CES 2018 was full of these modern day torture devices. You can strap in to remedy a multitude of ills, including but not limited to: migraines, depression and even increasing productivity. Did someone say bio-hacking?
Note that this is definitely not FDA approved and the jury is still out on its efficacy. But it couldn’t hurt … right? Right?
Show me the money
Go ask any baby boomer what you shouldn’t discuss at work … I’ll wait. If they didn’t yell at you to get off their lawn they surely would have said: religion, politics and pay.
Of course, millennials are bucking that trend: “kids these days” are much more likely to share their compensation with others. But that doesn’t mean that try-hard from the liberal arts college you couldn’t get in to will … or that there is an all-encompassing Slack channel where you can ask fellow youths at your company’s competitor what they make.
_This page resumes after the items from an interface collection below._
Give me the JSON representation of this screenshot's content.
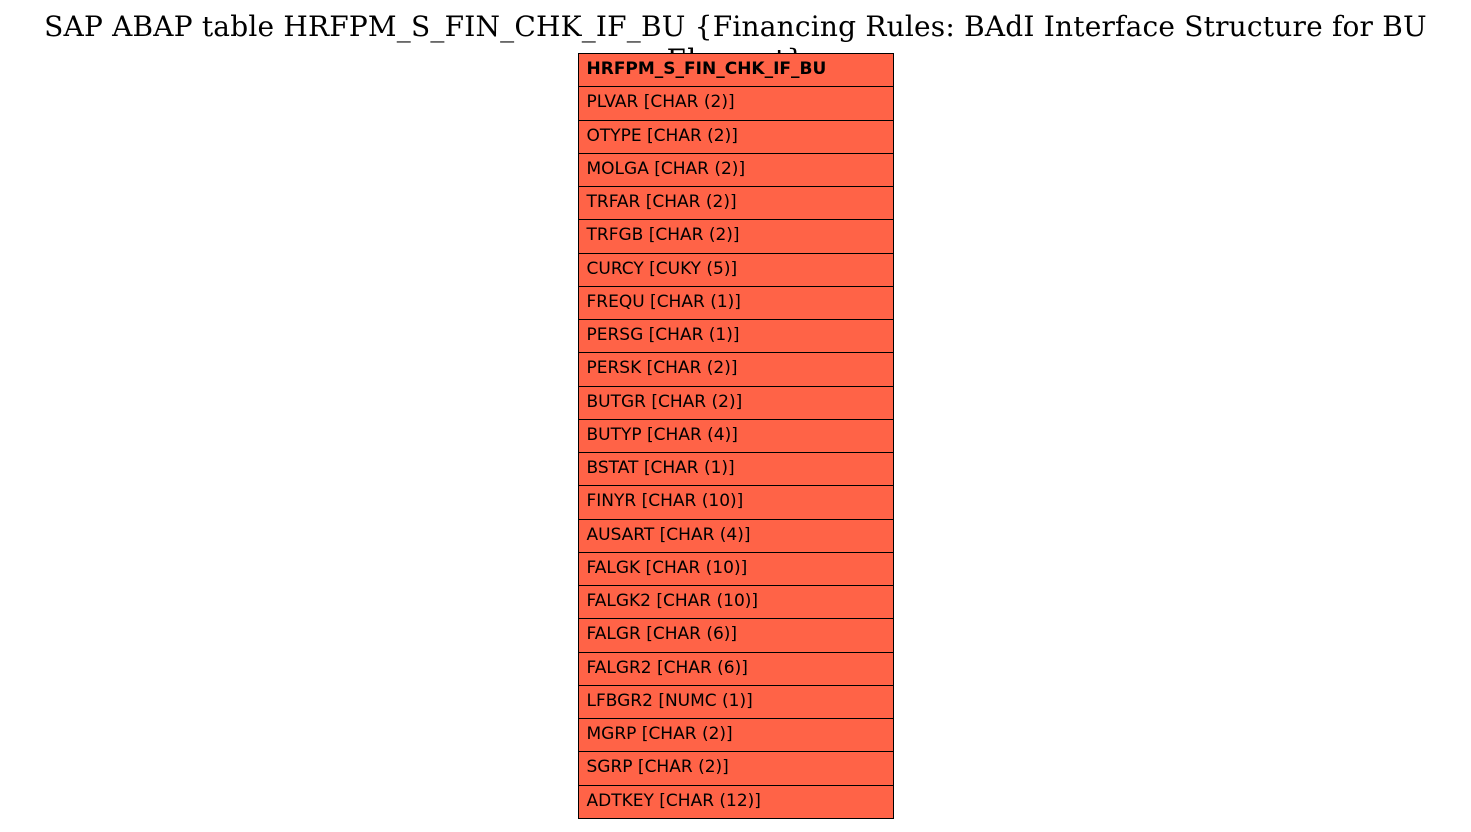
{
  "title": "SAP ABAP table HRFPM_S_FIN_CHK_IF_BU {Financing Rules: BAdI Interface Structure for BU Element}",
  "table": {
    "header": "HRFPM_S_FIN_CHK_IF_BU",
    "rows": [
      "PLVAR [CHAR (2)]",
      "OTYPE [CHAR (2)]",
      "MOLGA [CHAR (2)]",
      "TRFAR [CHAR (2)]",
      "TRFGB [CHAR (2)]",
      "CURCY [CUKY (5)]",
      "FREQU [CHAR (1)]",
      "PERSG [CHAR (1)]",
      "PERSK [CHAR (2)]",
      "BUTGR [CHAR (2)]",
      "BUTYP [CHAR (4)]",
      "BSTAT [CHAR (1)]",
      "FINYR [CHAR (10)]",
      "AUSART [CHAR (4)]",
      "FALGK [CHAR (10)]",
      "FALGK2 [CHAR (10)]",
      "FALGR [CHAR (6)]",
      "FALGR2 [CHAR (6)]",
      "LFBGR2 [NUMC (1)]",
      "MGRP [CHAR (2)]",
      "SGRP [CHAR (2)]",
      "ADTKEY [CHAR (12)]"
    ]
  }
}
Behold: LinkedIn Salary. Maybe I’ve been living under a rock, since the site launched well over a year ago, but this makes Glassdoor look like Craigslist Classifieds. The site uses internal job posting data as well as self-reported compensation data. LinkedIn has about half a billion users to tap and will even help you see find education matters most for certain roles, what companies/cities pay the most and can suggest jobs that fit your spending habits.